The laws regarding punitive damages are complicated. In addition to statutes governing punitive damages, there is case law that governs punitive damages. For example, the United States Supreme Court has held that due process principles apply to ensure punitive damages are not grossly excessive or without merit.
An experienced personal injury lawyer can analyze your case to determine whether the facts support an award of punitive damages. An attorney can also conduct a thorough investigation to obtain the evidence needed to prove the legal elements for a punitive damages claim.
Caps on Punitive Damages in Florida Personal Injury Cases
The amount awarded for punitive damages in an injury case may be limited by law. Under Florida statutes, punitive damages cannot exceed three times the amount of compensatory damages or $500,000.
However, if the wrongful conduct was motivated solely by unreasonable financial gain, the award for punitive damages may increase to four times the amount of compensatory damages or $2 million.
There are exceptions to the limitations on punitive damages. If the jury finds that the defendant has a specific intent to harm the victim and the defendant’s conduct resulted in harm to the victim, there is no cap on punitive damages.
Other exceptions to the cap on punitive damages may apply in cases involving child abuse, elderly abuse, or abuse of a person with developmental disabilities. If the defendant was intoxicated at the time of the act, punitive damages caps might not apply.
The caps on punitive damages should in no way deter the amount of compensatory damages awarded to the plaintiff.
Call Our Florida Personal Injury Lawyer for a Free Consultation
If another party caused your injury, you could be entitled to substantial compensation for damages. Our Florida personal injury attorney analyzes your claim to access the types of damages you might be entitled to receive, including punitive damages. We fight to get you the maximum amount of compensation for your injury claim.
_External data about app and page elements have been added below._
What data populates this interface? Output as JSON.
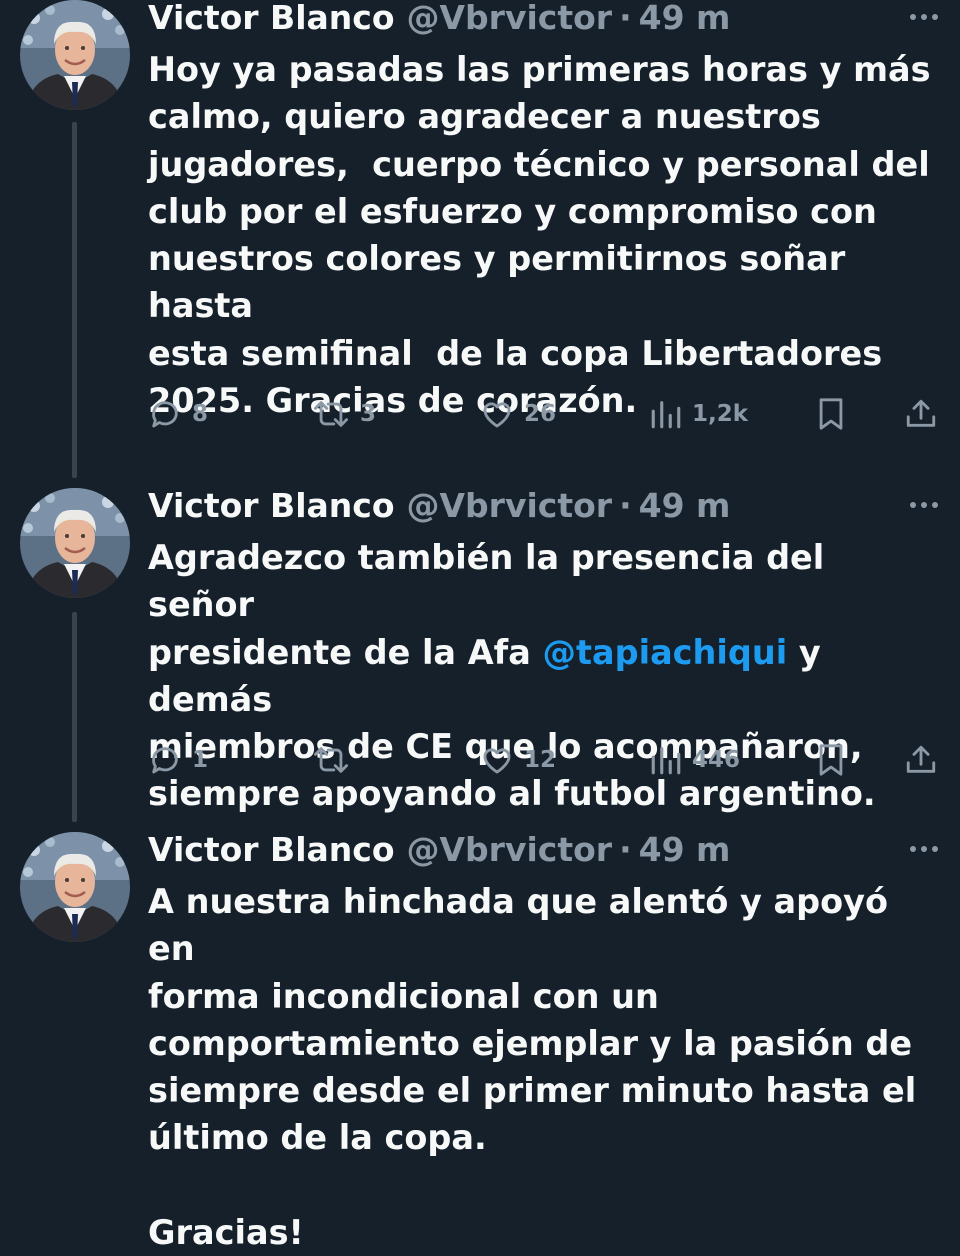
{
  "colors": {
    "background": "#15202b",
    "text": "#f7f9f9",
    "secondary": "#8b98a5",
    "mention": "#1d9bf0",
    "thread_line": "#38444d"
  },
  "tweets": [
    {
      "name": "Victor Blanco",
      "handle": "@Vbrvictor",
      "separator": "·",
      "time": "49 m",
      "text": "Hoy ya pasadas las primeras horas y más\ncalmo, quiero agradecer a nuestros\njugadores,  cuerpo técnico y personal del\nclub por el esfuerzo y compromiso con\nnuestros colores y permitirnos soñar hasta\nesta semifinal  de la copa Libertadores\n2025. Gracias de corazón.",
      "replies": "8",
      "retweets": "3",
      "likes": "26",
      "views": "1,2k"
    },
    {
      "name": "Victor Blanco",
      "handle": "@Vbrvictor",
      "separator": "·",
      "time": "49 m",
      "text_before": "Agradezco también la presencia del señor\npresidente de la Afa ",
      "mention": "@tapiachiqui",
      "text_after": " y demás\nmiembros de CE que lo acompañaron,\nsiempre apoyando al futbol argentino.",
      "replies": "1",
      "retweets": "",
      "likes": "12",
      "views": "446"
    },
    {
      "name": "Victor Blanco",
      "handle": "@Vbrvictor",
      "separator": "·",
      "time": "49 m",
      "text": "A nuestra hinchada que alentó y apoyó en\nforma incondicional con un\ncomportamiento ejemplar y la pasión de\nsiempre desde el primer minuto hasta el\núltimo de la copa.\n\nGracias!"
    }
  ]
}
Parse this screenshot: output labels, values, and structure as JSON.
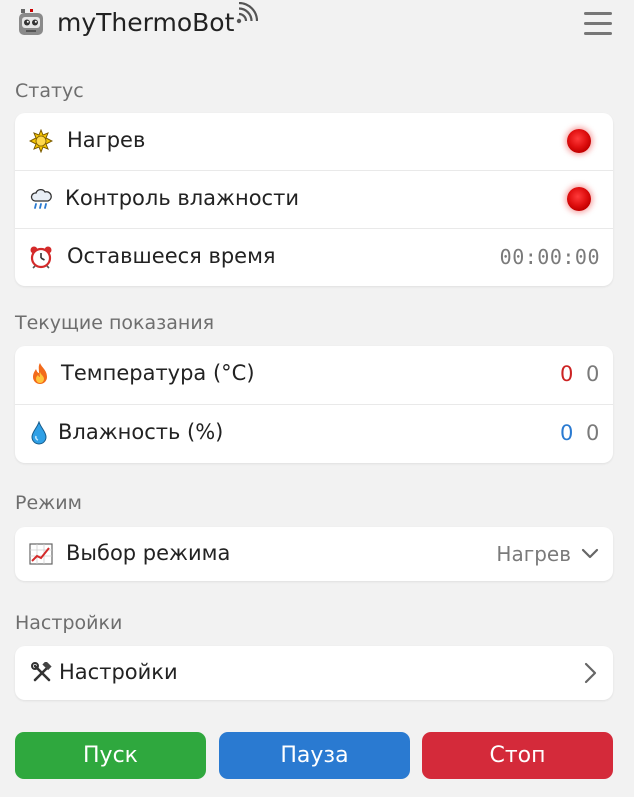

Contact our office today to schedule your free appointment with an attorney to discuss your case.